(Activity): A single number is wanted: how many lines of the records below contain the word "station".

(Available records):
━━━

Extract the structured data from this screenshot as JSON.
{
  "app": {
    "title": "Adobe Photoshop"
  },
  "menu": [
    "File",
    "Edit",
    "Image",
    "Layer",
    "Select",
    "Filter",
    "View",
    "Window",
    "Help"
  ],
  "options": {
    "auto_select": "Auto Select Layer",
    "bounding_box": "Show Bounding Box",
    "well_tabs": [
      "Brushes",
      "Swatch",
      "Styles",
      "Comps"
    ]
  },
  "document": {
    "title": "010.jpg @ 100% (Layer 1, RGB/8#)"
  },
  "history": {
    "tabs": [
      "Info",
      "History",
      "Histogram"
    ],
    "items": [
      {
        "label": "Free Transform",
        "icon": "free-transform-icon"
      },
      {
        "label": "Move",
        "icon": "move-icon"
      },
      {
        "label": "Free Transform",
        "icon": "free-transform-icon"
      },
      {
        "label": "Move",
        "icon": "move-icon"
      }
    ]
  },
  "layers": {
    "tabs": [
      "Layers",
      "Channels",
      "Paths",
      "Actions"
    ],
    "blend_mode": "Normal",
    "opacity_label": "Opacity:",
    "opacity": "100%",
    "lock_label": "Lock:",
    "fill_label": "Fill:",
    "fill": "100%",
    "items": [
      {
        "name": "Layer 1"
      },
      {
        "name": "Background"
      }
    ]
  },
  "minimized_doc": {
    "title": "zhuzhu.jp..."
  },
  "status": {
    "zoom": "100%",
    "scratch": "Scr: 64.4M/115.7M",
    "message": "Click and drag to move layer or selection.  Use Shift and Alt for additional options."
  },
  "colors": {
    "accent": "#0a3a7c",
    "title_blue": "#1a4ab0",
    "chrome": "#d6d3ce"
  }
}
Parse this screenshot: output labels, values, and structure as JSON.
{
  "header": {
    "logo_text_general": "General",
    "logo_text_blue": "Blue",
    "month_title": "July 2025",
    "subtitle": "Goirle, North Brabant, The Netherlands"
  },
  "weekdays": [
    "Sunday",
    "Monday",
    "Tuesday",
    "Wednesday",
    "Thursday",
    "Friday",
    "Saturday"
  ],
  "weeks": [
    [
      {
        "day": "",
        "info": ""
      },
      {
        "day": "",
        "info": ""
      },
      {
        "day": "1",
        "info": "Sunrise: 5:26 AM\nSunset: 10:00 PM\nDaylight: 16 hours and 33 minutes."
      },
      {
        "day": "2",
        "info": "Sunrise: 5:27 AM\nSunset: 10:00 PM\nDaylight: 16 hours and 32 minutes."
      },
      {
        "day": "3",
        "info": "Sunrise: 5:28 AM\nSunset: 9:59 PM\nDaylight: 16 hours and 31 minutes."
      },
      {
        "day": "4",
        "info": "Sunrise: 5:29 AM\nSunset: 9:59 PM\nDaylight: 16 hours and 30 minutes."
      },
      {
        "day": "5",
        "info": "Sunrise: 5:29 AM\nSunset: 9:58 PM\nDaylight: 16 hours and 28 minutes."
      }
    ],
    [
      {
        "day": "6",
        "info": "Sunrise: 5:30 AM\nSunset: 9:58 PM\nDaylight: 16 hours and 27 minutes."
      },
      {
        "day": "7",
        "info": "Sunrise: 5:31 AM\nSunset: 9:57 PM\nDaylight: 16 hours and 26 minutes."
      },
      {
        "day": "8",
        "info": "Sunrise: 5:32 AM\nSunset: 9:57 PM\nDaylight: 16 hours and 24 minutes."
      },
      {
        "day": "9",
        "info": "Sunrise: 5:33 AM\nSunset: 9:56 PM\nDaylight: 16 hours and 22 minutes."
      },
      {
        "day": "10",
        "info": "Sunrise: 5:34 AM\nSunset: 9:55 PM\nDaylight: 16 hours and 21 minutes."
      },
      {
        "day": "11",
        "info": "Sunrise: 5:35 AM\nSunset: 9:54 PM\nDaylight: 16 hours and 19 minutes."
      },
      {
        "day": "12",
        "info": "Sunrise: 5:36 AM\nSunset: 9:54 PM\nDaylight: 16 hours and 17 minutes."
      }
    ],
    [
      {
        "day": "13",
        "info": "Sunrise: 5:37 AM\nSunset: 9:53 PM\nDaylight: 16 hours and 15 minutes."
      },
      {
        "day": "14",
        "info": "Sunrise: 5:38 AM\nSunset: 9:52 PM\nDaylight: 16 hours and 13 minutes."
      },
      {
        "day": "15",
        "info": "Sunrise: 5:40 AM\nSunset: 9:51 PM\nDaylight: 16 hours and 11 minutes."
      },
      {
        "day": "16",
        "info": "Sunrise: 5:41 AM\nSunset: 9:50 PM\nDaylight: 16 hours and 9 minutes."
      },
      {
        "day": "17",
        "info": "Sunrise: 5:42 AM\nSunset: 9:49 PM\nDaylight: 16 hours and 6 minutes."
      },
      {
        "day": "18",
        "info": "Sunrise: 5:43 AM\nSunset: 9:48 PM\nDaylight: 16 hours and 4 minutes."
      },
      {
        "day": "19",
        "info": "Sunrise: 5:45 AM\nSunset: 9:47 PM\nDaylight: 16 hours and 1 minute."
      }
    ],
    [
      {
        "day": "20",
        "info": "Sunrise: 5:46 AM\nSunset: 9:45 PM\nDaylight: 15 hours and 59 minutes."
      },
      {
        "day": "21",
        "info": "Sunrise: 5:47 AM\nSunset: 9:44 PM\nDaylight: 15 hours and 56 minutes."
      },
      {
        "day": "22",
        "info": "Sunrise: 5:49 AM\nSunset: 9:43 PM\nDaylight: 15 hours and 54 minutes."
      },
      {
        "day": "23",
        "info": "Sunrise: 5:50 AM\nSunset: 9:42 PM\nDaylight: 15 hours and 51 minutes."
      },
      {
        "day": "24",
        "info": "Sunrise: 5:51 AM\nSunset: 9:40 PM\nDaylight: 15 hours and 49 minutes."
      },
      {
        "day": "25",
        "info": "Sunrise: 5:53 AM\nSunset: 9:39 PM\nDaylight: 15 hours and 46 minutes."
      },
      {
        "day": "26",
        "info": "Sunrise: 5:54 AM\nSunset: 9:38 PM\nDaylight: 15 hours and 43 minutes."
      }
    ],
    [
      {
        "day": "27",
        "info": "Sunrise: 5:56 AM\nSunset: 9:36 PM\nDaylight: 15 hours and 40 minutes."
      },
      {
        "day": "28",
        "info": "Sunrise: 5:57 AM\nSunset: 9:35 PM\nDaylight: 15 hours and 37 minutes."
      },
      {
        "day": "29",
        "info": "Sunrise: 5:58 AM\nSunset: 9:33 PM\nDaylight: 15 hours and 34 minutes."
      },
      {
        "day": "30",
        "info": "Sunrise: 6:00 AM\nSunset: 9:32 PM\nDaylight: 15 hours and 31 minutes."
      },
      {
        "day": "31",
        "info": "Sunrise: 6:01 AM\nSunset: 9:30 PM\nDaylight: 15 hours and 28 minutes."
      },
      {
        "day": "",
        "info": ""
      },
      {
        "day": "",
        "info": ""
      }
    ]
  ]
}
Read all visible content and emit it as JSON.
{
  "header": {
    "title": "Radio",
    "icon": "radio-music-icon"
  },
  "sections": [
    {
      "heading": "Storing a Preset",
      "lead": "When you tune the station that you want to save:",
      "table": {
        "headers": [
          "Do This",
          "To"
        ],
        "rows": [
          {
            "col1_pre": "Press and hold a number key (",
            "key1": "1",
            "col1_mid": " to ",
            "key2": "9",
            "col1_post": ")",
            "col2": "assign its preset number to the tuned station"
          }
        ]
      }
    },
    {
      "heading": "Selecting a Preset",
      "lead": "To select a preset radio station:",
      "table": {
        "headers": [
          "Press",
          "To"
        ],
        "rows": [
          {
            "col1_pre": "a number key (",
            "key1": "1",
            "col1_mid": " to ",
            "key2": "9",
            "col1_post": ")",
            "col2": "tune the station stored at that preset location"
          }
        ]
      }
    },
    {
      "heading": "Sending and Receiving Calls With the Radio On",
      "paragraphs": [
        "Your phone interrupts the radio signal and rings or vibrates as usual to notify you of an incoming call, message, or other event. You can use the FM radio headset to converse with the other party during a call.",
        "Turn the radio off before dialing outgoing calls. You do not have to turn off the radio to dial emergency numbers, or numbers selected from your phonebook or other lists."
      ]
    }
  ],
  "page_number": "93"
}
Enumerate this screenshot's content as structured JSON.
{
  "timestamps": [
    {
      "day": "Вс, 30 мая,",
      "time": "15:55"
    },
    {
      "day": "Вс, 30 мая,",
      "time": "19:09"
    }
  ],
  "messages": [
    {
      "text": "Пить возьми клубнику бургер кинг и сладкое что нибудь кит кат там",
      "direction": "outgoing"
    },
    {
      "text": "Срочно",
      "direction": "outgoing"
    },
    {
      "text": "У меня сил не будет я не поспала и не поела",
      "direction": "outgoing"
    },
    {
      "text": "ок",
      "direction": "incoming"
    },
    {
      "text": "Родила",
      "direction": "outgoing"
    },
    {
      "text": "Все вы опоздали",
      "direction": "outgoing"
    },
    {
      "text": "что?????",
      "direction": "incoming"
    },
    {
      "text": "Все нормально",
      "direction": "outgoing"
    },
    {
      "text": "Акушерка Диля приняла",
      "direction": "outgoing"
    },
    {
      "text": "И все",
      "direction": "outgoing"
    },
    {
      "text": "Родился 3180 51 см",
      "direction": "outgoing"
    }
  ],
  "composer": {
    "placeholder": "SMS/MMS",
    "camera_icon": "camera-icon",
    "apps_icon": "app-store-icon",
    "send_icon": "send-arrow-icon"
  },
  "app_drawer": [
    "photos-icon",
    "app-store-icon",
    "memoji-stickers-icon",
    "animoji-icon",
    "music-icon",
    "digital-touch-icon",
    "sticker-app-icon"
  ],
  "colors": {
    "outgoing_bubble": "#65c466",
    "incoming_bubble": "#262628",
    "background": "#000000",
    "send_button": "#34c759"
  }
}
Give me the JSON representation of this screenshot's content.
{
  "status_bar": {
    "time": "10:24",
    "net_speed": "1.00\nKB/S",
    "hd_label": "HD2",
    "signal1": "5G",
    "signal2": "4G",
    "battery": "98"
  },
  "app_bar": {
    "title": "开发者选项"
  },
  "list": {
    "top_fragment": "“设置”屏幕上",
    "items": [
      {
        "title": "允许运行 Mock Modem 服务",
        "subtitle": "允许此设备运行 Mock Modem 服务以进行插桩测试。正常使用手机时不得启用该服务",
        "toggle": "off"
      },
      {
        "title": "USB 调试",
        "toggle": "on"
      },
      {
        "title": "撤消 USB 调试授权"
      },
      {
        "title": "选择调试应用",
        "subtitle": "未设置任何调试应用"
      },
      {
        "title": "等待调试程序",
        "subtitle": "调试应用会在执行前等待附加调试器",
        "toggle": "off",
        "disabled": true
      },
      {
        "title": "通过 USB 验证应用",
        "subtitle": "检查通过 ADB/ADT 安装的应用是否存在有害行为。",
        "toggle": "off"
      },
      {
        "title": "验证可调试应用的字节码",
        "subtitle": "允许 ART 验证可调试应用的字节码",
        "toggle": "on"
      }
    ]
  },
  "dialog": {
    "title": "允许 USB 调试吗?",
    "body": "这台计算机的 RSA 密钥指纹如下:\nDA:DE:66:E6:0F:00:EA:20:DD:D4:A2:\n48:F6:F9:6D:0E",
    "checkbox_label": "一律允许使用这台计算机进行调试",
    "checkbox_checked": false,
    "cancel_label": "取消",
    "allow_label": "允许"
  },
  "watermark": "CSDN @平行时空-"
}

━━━

(Solution below): 4